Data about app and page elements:
----

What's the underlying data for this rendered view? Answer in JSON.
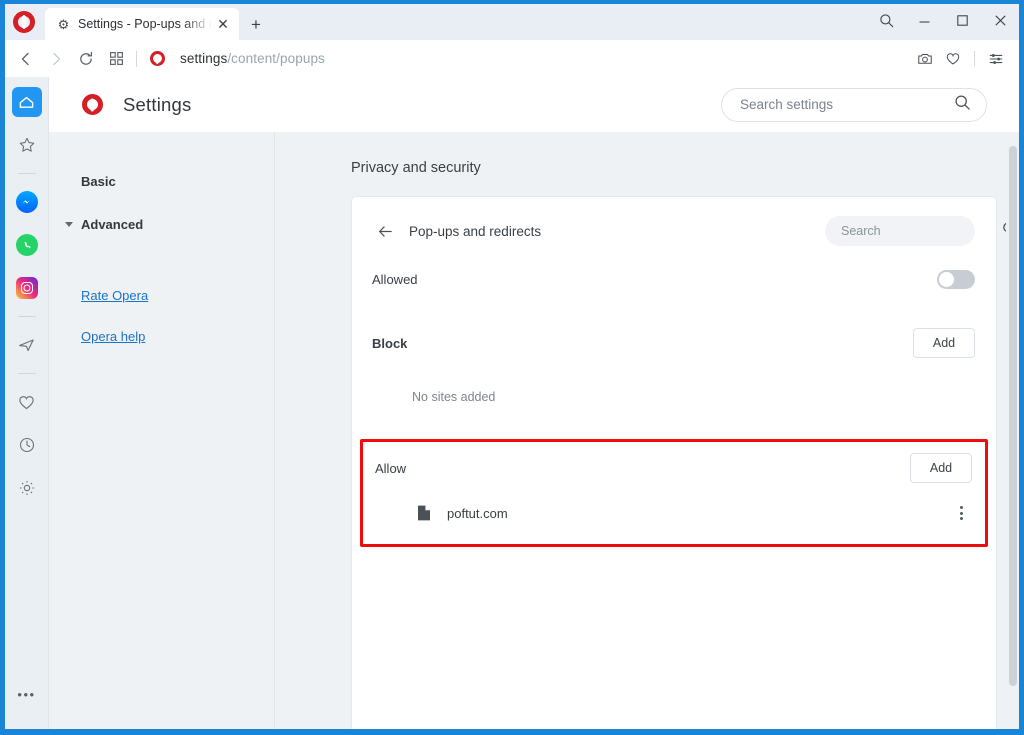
{
  "window": {
    "border_color": "#1a84d6",
    "controls": {
      "search": "search-icon",
      "minimize": "minimize-icon",
      "maximize": "maximize-icon",
      "close": "close-icon"
    }
  },
  "tabbar": {
    "tab": {
      "title": "Settings - Pop-ups and red",
      "favicon": "gear-icon",
      "close": "close-icon"
    },
    "new_tab_label": "+"
  },
  "addressbar": {
    "back": "back-arrow-icon",
    "forward": "forward-arrow-icon",
    "reload": "reload-icon",
    "tiles": "speed-dial-icon",
    "site_icon": "opera-logo-icon",
    "url_bold": "settings",
    "url_rest": "/content/popups",
    "actions": {
      "snapshot": "camera-icon",
      "heart": "heart-icon",
      "easy_setup": "sliders-icon"
    }
  },
  "rail": {
    "items": [
      {
        "name": "home",
        "icon": "home-icon",
        "active": true
      },
      {
        "name": "bookmarks",
        "icon": "star-icon",
        "active": false
      },
      {
        "name": "messenger",
        "icon": "messenger-icon",
        "active": false
      },
      {
        "name": "whatsapp",
        "icon": "whatsapp-icon",
        "active": false
      },
      {
        "name": "instagram",
        "icon": "instagram-icon",
        "active": false
      },
      {
        "name": "telegram",
        "icon": "telegram-icon",
        "active": false
      },
      {
        "name": "favorites",
        "icon": "heart-icon",
        "active": false
      },
      {
        "name": "history",
        "icon": "clock-icon",
        "active": false
      },
      {
        "name": "settings",
        "icon": "gear-icon",
        "active": false
      }
    ],
    "more": "•••"
  },
  "settings_header": {
    "logo": "opera-logo-icon",
    "title": "Settings",
    "search": {
      "placeholder": "Search settings",
      "value": "",
      "icon": "search-icon"
    }
  },
  "settings_nav": {
    "basic": "Basic",
    "advanced": "Advanced",
    "links": [
      {
        "label": "Rate Opera"
      },
      {
        "label": "Opera help"
      }
    ]
  },
  "main": {
    "section_title": "Privacy and security",
    "card": {
      "back_icon": "back-arrow-icon",
      "title": "Pop-ups and redirects",
      "search": {
        "placeholder": "Search",
        "value": "",
        "icon": "search-icon"
      },
      "allowed": {
        "label": "Allowed",
        "toggle_on": false
      },
      "block": {
        "label": "Block",
        "add_label": "Add",
        "empty_text": "No sites added",
        "sites": []
      },
      "allow": {
        "label": "Allow",
        "add_label": "Add",
        "highlighted": true,
        "highlight_color": "#f10c0c",
        "sites": [
          {
            "icon": "document-icon",
            "name": "poftut.com",
            "menu": "kebab-menu-icon"
          }
        ]
      }
    }
  }
}
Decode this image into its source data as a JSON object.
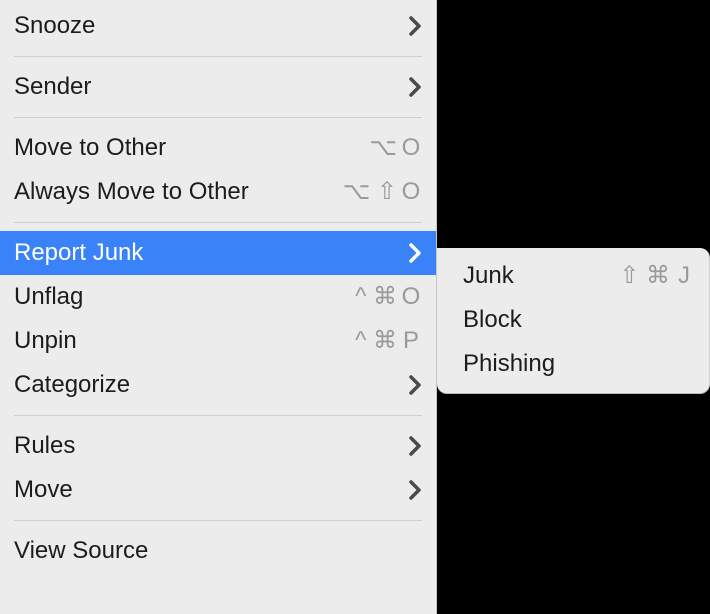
{
  "menu": {
    "snooze": {
      "label": "Snooze"
    },
    "sender": {
      "label": "Sender"
    },
    "move_to_other": {
      "label": "Move to Other",
      "sc_glyphs": "⌥",
      "sc_letter": "O"
    },
    "always_move_to_other": {
      "label": "Always Move to Other",
      "sc_glyphs": "⌥ ⇧",
      "sc_letter": "O"
    },
    "report_junk": {
      "label": "Report Junk"
    },
    "unflag": {
      "label": "Unflag",
      "sc_glyphs": "^ ⌘",
      "sc_letter": "O"
    },
    "unpin": {
      "label": "Unpin",
      "sc_glyphs": "^ ⌘",
      "sc_letter": "P"
    },
    "categorize": {
      "label": "Categorize"
    },
    "rules": {
      "label": "Rules"
    },
    "move": {
      "label": "Move"
    },
    "view_source": {
      "label": "View Source"
    }
  },
  "submenu": {
    "junk": {
      "label": "Junk",
      "sc_glyphs": "⇧ ⌘",
      "sc_letter": "J"
    },
    "block": {
      "label": "Block"
    },
    "phishing": {
      "label": "Phishing"
    }
  }
}
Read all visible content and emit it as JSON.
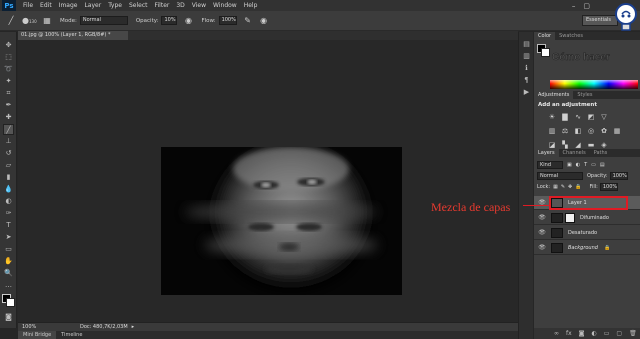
{
  "app": {
    "logo": "Ps",
    "menus": [
      "File",
      "Edit",
      "Image",
      "Layer",
      "Type",
      "Select",
      "Filter",
      "3D",
      "View",
      "Window",
      "Help"
    ]
  },
  "options": {
    "brush_size": "130",
    "mode_label": "Mode:",
    "mode_value": "Normal",
    "opacity_label": "Opacity:",
    "opacity_value": "10%",
    "flow_label": "Flow:",
    "flow_value": "100%",
    "workspace": "Essentials"
  },
  "document": {
    "tab_title": "01.jpg @ 100% (Layer 1, RGB/8#) *",
    "zoom": "100%",
    "doc_info": "Doc: 480,7K/2,03M"
  },
  "bottom_tabs": [
    "Mini Bridge",
    "Timeline"
  ],
  "color_panel": {
    "tabs": [
      "Color",
      "Swatches"
    ],
    "watermark": "Cómo hacer"
  },
  "adjustments_panel": {
    "tabs": [
      "Adjustments",
      "Styles"
    ],
    "title": "Add an adjustment"
  },
  "layers_panel": {
    "tabs": [
      "Layers",
      "Channels",
      "Paths"
    ],
    "filter_kind": "Kind",
    "blend_mode": "Normal",
    "opacity_label": "Opacity:",
    "opacity_value": "100%",
    "lock_label": "Lock:",
    "fill_label": "Fill:",
    "fill_value": "100%",
    "layers": [
      {
        "name": "Layer 1",
        "selected": true,
        "has_mask": false,
        "italic": false
      },
      {
        "name": "Difuminado",
        "selected": false,
        "has_mask": true,
        "italic": false
      },
      {
        "name": "Desaturado",
        "selected": false,
        "has_mask": false,
        "italic": false
      },
      {
        "name": "Background",
        "selected": false,
        "has_mask": false,
        "italic": true
      }
    ]
  },
  "annotation": {
    "text": "Mezcla de capas",
    "color": "#e01b24"
  }
}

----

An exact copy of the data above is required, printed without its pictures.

What's the underlying data for this rendered view? Answer in JSON.
{
  "window": {
    "border_color": "#1a84d6",
    "controls": {
      "search": "search-icon",
      "minimize": "minimize-icon",
      "maximize": "maximize-icon",
      "close": "close-icon"
    }
  },
  "tabbar": {
    "tab": {
      "title": "Settings - Pop-ups and red",
      "favicon": "gear-icon",
      "close": "close-icon"
    },
    "new_tab_label": "+"
  },
  "addressbar": {
    "back": "back-arrow-icon",
    "forward": "forward-arrow-icon",
    "reload": "reload-icon",
    "tiles": "speed-dial-icon",
    "site_icon": "opera-logo-icon",
    "url_bold": "settings",
    "url_rest": "/content/popups",
    "actions": {
      "snapshot": "camera-icon",
      "heart": "heart-icon",
      "easy_setup": "sliders-icon"
    }
  },
  "rail": {
    "items": [
      {
        "name": "home",
        "icon": "home-icon",
        "active": true
      },
      {
        "name": "bookmarks",
        "icon": "star-icon",
        "active": false
      },
      {
        "name": "messenger",
        "icon": "messenger-icon",
        "active": false
      },
      {
        "name": "whatsapp",
        "icon": "whatsapp-icon",
        "active": false
      },
      {
        "name": "instagram",
        "icon": "instagram-icon",
        "active": false
      },
      {
        "name": "telegram",
        "icon": "telegram-icon",
        "active": false
      },
      {
        "name": "favorites",
        "icon": "heart-icon",
        "active": false
      },
      {
        "name": "history",
        "icon": "clock-icon",
        "active": false
      },
      {
        "name": "settings",
        "icon": "gear-icon",
        "active": false
      }
    ],
    "more": "•••"
  },
  "settings_header": {
    "logo": "opera-logo-icon",
    "title": "Settings",
    "search": {
      "placeholder": "Search settings",
      "value": "",
      "icon": "search-icon"
    }
  },
  "settings_nav": {
    "basic": "Basic",
    "advanced": "Advanced",
    "links": [
      {
        "label": "Rate Opera"
      },
      {
        "label": "Opera help"
      }
    ]
  },
  "main": {
    "section_title": "Privacy and security",
    "card": {
      "back_icon": "back-arrow-icon",
      "title": "Pop-ups and redirects",
      "search": {
        "placeholder": "Search",
        "value": "",
        "icon": "search-icon"
      },
      "allowed": {
        "label": "Allowed",
        "toggle_on": false
      },
      "block": {
        "label": "Block",
        "add_label": "Add",
        "empty_text": "No sites added",
        "sites": []
      },
      "allow": {
        "label": "Allow",
        "add_label": "Add",
        "highlighted": true,
        "highlight_color": "#f10c0c",
        "sites": [
          {
            "icon": "document-icon",
            "name": "poftut.com",
            "menu": "kebab-menu-icon"
          }
        ]
      }
    }
  }
}
Decode this image into its source data as a JSON object.
{
  "menu": {
    "snooze": {
      "label": "Snooze"
    },
    "sender": {
      "label": "Sender"
    },
    "move_to_other": {
      "label": "Move to Other",
      "sc_glyphs": "⌥",
      "sc_letter": "O"
    },
    "always_move_to_other": {
      "label": "Always Move to Other",
      "sc_glyphs": "⌥ ⇧",
      "sc_letter": "O"
    },
    "report_junk": {
      "label": "Report Junk"
    },
    "unflag": {
      "label": "Unflag",
      "sc_glyphs": "^ ⌘",
      "sc_letter": "O"
    },
    "unpin": {
      "label": "Unpin",
      "sc_glyphs": "^ ⌘",
      "sc_letter": "P"
    },
    "categorize": {
      "label": "Categorize"
    },
    "rules": {
      "label": "Rules"
    },
    "move": {
      "label": "Move"
    },
    "view_source": {
      "label": "View Source"
    }
  },
  "submenu": {
    "junk": {
      "label": "Junk",
      "sc_glyphs": "⇧ ⌘",
      "sc_letter": "J"
    },
    "block": {
      "label": "Block"
    },
    "phishing": {
      "label": "Phishing"
    }
  }
}
Read all visible content and emit it as JSON.
{
  "app": {
    "logo": "Ps",
    "menus": [
      "File",
      "Edit",
      "Image",
      "Layer",
      "Type",
      "Select",
      "Filter",
      "3D",
      "View",
      "Window",
      "Help"
    ]
  },
  "options": {
    "brush_size": "130",
    "mode_label": "Mode:",
    "mode_value": "Normal",
    "opacity_label": "Opacity:",
    "opacity_value": "10%",
    "flow_label": "Flow:",
    "flow_value": "100%",
    "workspace": "Essentials"
  },
  "document": {
    "tab_title": "01.jpg @ 100% (Layer 1, RGB/8#) *",
    "zoom": "100%",
    "doc_info": "Doc: 480,7K/2,03M"
  },
  "bottom_tabs": [
    "Mini Bridge",
    "Timeline"
  ],
  "color_panel": {
    "tabs": [
      "Color",
      "Swatches"
    ],
    "watermark": "Cómo hacer"
  },
  "adjustments_panel": {
    "tabs": [
      "Adjustments",
      "Styles"
    ],
    "title": "Add an adjustment"
  },
  "layers_panel": {
    "tabs": [
      "Layers",
      "Channels",
      "Paths"
    ],
    "filter_kind": "Kind",
    "blend_mode": "Normal",
    "opacity_label": "Opacity:",
    "opacity_value": "100%",
    "lock_label": "Lock:",
    "fill_label": "Fill:",
    "fill_value": "100%",
    "layers": [
      {
        "name": "Layer 1",
        "selected": true,
        "has_mask": false,
        "italic": false
      },
      {
        "name": "Difuminado",
        "selected": false,
        "has_mask": true,
        "italic": false
      },
      {
        "name": "Desaturado",
        "selected": false,
        "has_mask": false,
        "italic": false
      },
      {
        "name": "Background",
        "selected": false,
        "has_mask": false,
        "italic": true
      }
    ]
  },
  "annotation": {
    "text": "Mezcla de capas",
    "color": "#e01b24"
  }
}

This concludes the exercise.